Opinion: The responsibility not taken
|Published: 10-30-2023 8:36 AM
John Buttrick lived for 3 months in Jayyous, Palestine as an Accompanier for the World Council of Churches. For 2 years he was Media Coordinator and Communication Strategist for Kairos Palestine. He lives in Concord and can be reached at email@example.com.
Whenever war breaks out the debate about who is responsible quickly follows. Denying responsibility for death and destruction is a mantra in the daily reports of the war between Israel and Hamas and Palestinians. It is a practice that harkens way back in history and in morality tales. I’m reminded of that ancient account in the Christian scriptures when the Roman governor, Pilate, is burdened with the responsibility of ordering the death of Jesus. He “took some water and washed his hands before the crowd, saying, ‘I am innocent of this blood, see to it yourselves.”
Relinquishing responsibility usually means shifting it to someone else. Responsibility involves the ability to influence and control. To give it up is to give up the power and sense of purpose to make a difference. When Israel passes onto Hamas the responsibility for involvement in the war, it gives Hamas the power and renders Israel helpless to do anything but to continue contributing to the horrors of the war. When the United States pledges “unequivocal support” to Israel, and accepts no responsibility as Israel wreaks havoc, death, and destruction on Gaza, the United States forfeits any influence over Israel’s actions.
Contributing to the confusion over responsibility, Palestinians are caught in the middle between occupier Israel and militant Hamas. Under the Israeli occupation, they suffer restricted freedom of movement, demolition of houses, destruction of their olive trees, invasion of their homes, and arrest of teens. And without effective representative government, the Palestinian Authority lacks the power to influence belligerent Hamas. Of course, Israel passes on the responsibility for oppressing Palestinians to those who are perceived as a threat to Israel’s security. And Hamas blames Israel for its belligerent attack on Israel. Thus, the circle is complete – Palestinians are surrounded by the U.S. supporting Israel, and by Hamas aggression.
With no responsibility taken, the war between Hamas and Israel is a morass of confusion and helplessness. Sabastian Salicru writes in Psychology Today, “Avoiding responsibility destroys a sense of purpose.” What follows is confusion and a relinquishing of power to a puppeteer. Denying responsibility or putting it onto another, frees the denier from being faulted for its actions. It’s not complicated – anything goes.
However, acceptance of responsibility gives clarity. Salicru explains, “responsibility… constitutes the foundation for understanding our experience, developing our sense of identity, and leading a purposeful and meaningful life.” “Purpose comes from a sense of contribution and connection to something larger than yourself.” The United States must acknowledge its purpose for being an enabler, with words and with military aid, of Israel’s massive killing of innocent Gazans and the oppression and collective punishment of Palestinians in the West Bank. This admission can begin to clarify the reality of the relationship with Israel.

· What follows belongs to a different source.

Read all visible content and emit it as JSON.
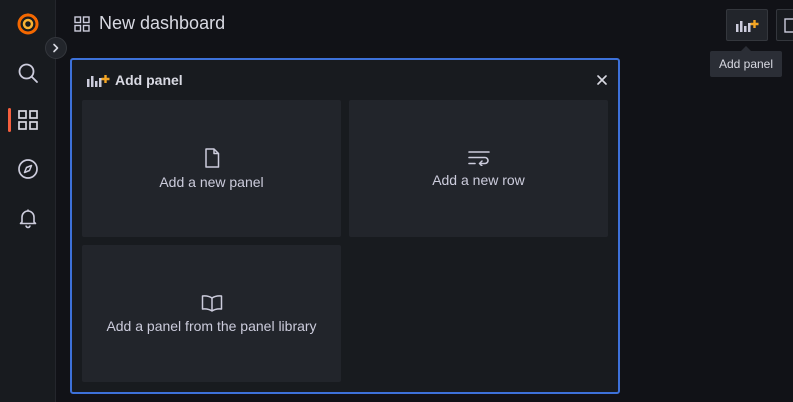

Taking responsibility for seeking an honest relationship will lead to the ability to discuss difficult issues, such as what does it mean for the United States to “have Israel’s back? How does Israel’s democracy relate to violations of humanitarian law, active racism, and apartheid policies? What are the democratic implications of a Jewish State? What changes in Israel’s oppressive military administration of the occupied Palestinian Territory in the West Bank will motivate the United States to continue giving the billions of dollars in military aid to Israel? What methods of security can be enforced that do not require death and destruction in the West Bank and Gaza?
Purposeful meaningful discussions will breed trust and stimulate vision. Perhaps “security” comes to mean striving to become good neighbors. Perhaps military aid becomes humanitarian aid. Perhaps a nation is formed that welcomes Jews, Christians, Muslims, and Druze, among others. Perhaps Israel becomes a model democracy among the nations of the Middle East. The path of responsibility not taken has given the impetus for the war between Hamas and Israel. Perhaps when all parties take responsibility for their part in the war, a way will be found for negotiations with purposeful goals and peaceful resolutions. No handwashing necessary!